- I want to read books that have stood the test of time–decades and even centuries have passed and they are still influential. I don’t just want to read about them, but want to follow advice Marilynne Robinson gave in a lecture: “Read the primary sources!” I’d class The Bible, works of Shakespeare, Plato, Homer, Augustine, Calvin, Doestoevsky, among others in this category. C. S. Lewis recommended we read one “old” book for every recent book we read in an essay introducing a very good old book, On the Incarnation by Athanasius
- I want to read the best books I can in genres I’ve found life-giving, which for me ranges from mysteries to presidential and other leadership biographies, American history, and science writing.
- Finally, I read books related to my own work and calling. In my case, I work in a Christian ministry among graduate students and faculty and hold a Masters degree in biblical studies. So I try to keep up on current literature in biblical studies, theology, and other ministry-related fields, as well as reading books on current developments in the world of higher education.
Your answers to these criteria will be different from mine, but they will help you think with greater discrimination about the books you choose to read, and be able to give better criteria to booksellers and librarians who may help you connect to these books.
There are a variety of reading lists one may find online that may help with the first and, to some degree, the second of my three criteria. For the third, so much of this comes from reading reviews of books in journals related to your field of work, or just going to those sections at a good university library. Here are a few sources of book lists that I’ve found helpful:
- For books that have stood the test of time, the Great Books lists can be helpful, although they may be criticized as Western-centric. Other lists may compensate for that. Wikipedia provides the list of books that comprised the Great Books series as well as a list of universities that still have “Great Books” programs. One of these is St. John’s, which provides PDFs of the reading list by semester through the four years of their program.

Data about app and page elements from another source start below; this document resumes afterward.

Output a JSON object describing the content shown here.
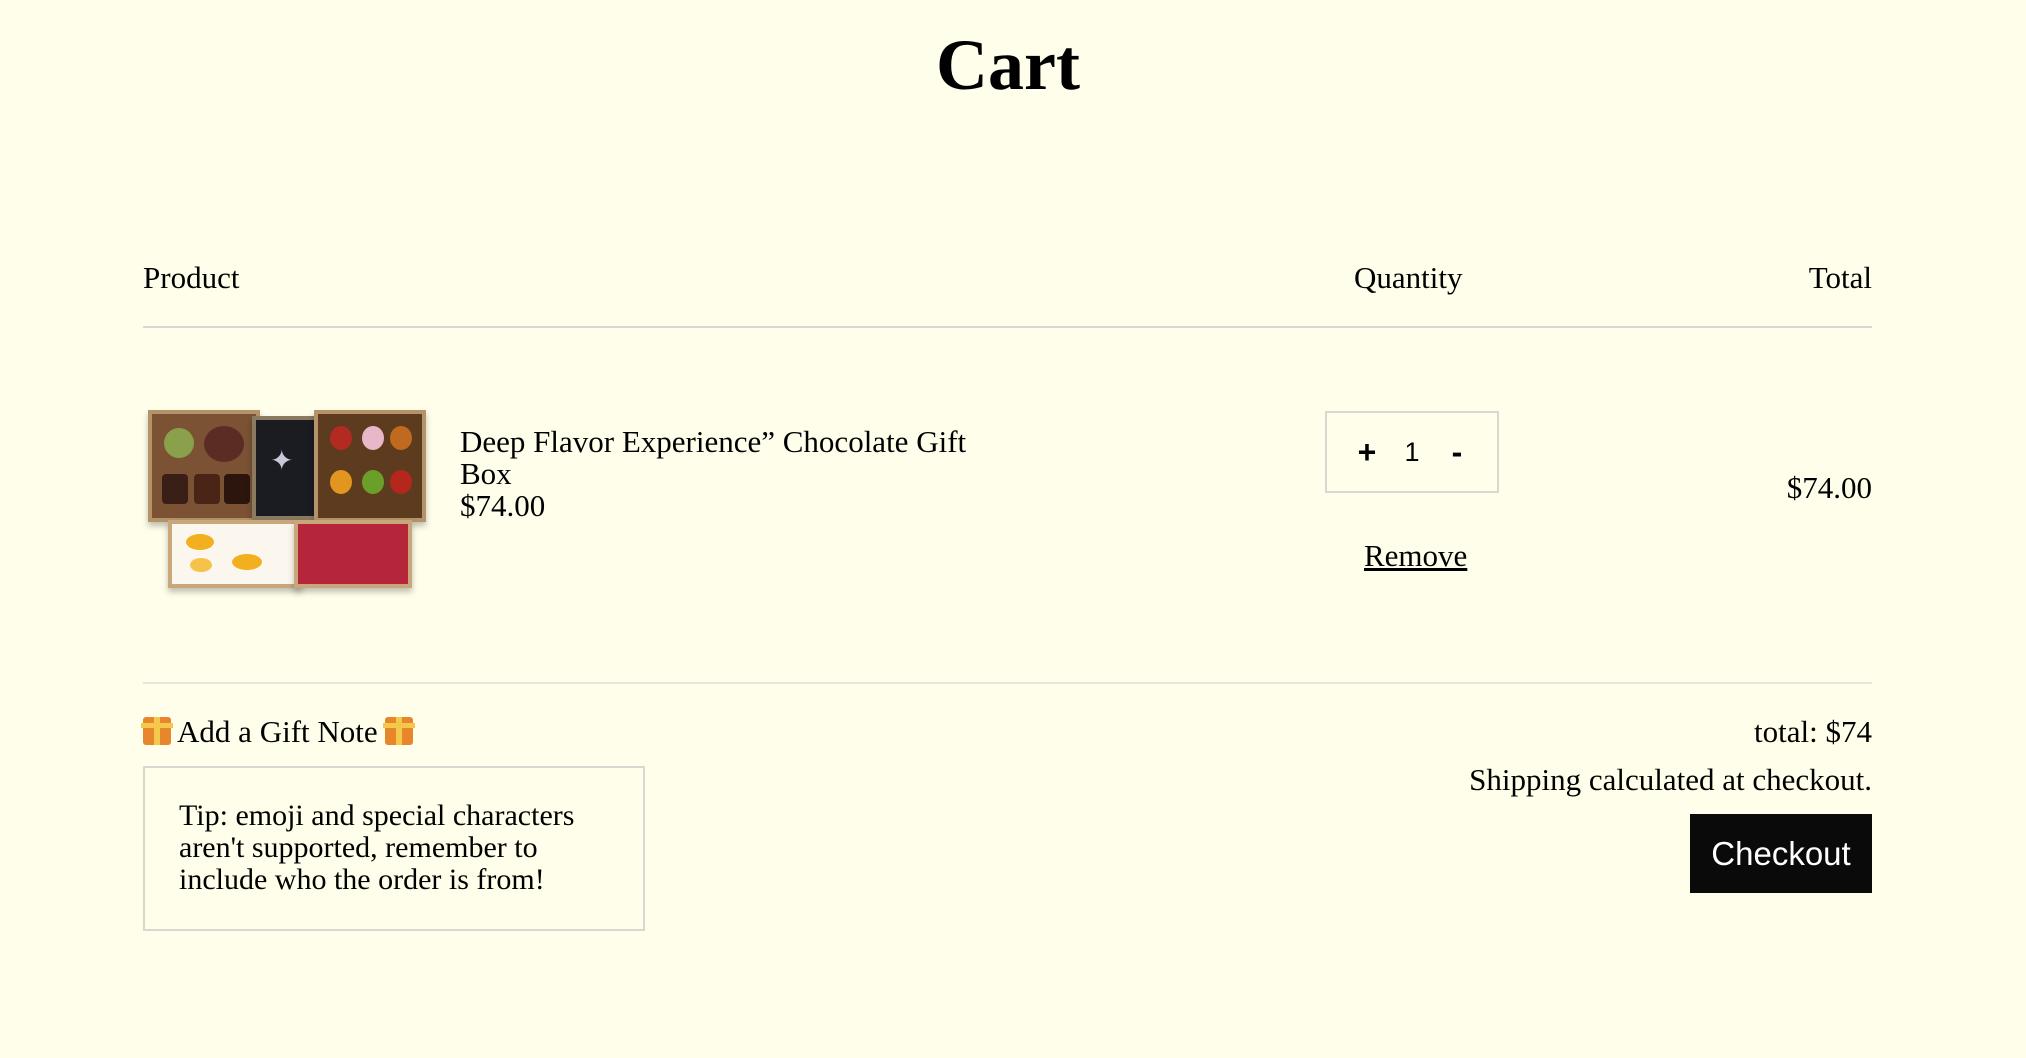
{
  "page": {
    "title": "Cart"
  },
  "table": {
    "headers": {
      "product": "Product",
      "quantity": "Quantity",
      "total": "Total"
    }
  },
  "items": [
    {
      "name": "Deep Flavor Experience” Chocolate Gift Box",
      "price": "$74.00",
      "quantity": "1",
      "increment_label": "+",
      "decrement_label": "-",
      "remove_label": "Remove",
      "line_total": "$74.00",
      "image_icon": "chocolate-gift-box-image"
    }
  ],
  "gift_note": {
    "label": "Add a Gift Note",
    "icon": "gift-icon",
    "placeholder": "Tip: emoji and special characters aren't supported, remember to include who the order is from!",
    "value": ""
  },
  "summary": {
    "total": "total: $74",
    "shipping_note": "Shipping calculated at checkout.",
    "checkout_label": "Checkout"
  },
  "colors": {
    "background": "#fffeea",
    "text": "#000000",
    "button_bg": "#0a0a0a",
    "button_text": "#ffffff",
    "border": "#d8d8d0"
  }
}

- There are numerous lists of “100 greatest books,” some which may overlap with the Great Books. Wikipedia has gathered the most prominent of these lists in an article with links, including lists for genres like crime fiction, fantasy, and science fiction as well as more general lists.
- For the thoughtful Christian reader, James Emory White at his Church and Culture website, has a wonderful collection of lists including “Ten to Begin With,” “Twenty Five Toward a Christian Worldview,” and a “One Year Reading Program” of 26 books and twelve other topical lists. A personal favorite for discovering thoughtful Christian writing is Byron Borger’s “Booknotes” blog which connects you with his store, where you can order the books you read about, usually at a discount. Byron is one who can listen to you, and on the basis of what you tell him about yourself and your interests can suggest ten books to you–and they will be good suggestions. He typifies what is best about brick and mortar booksellers.
Of course, I hope you will follow Bob on Books if you do not already. Over the course of a year, I will review about 140 books along the lines of the books I like to read and think important, and I hope some of these will find their way into your hands as well. Equally, I hope some of my reviews may help you choose not to read certain books in favor of others more congruent to your answers to the question of “what to read.” That, also, is a good thing.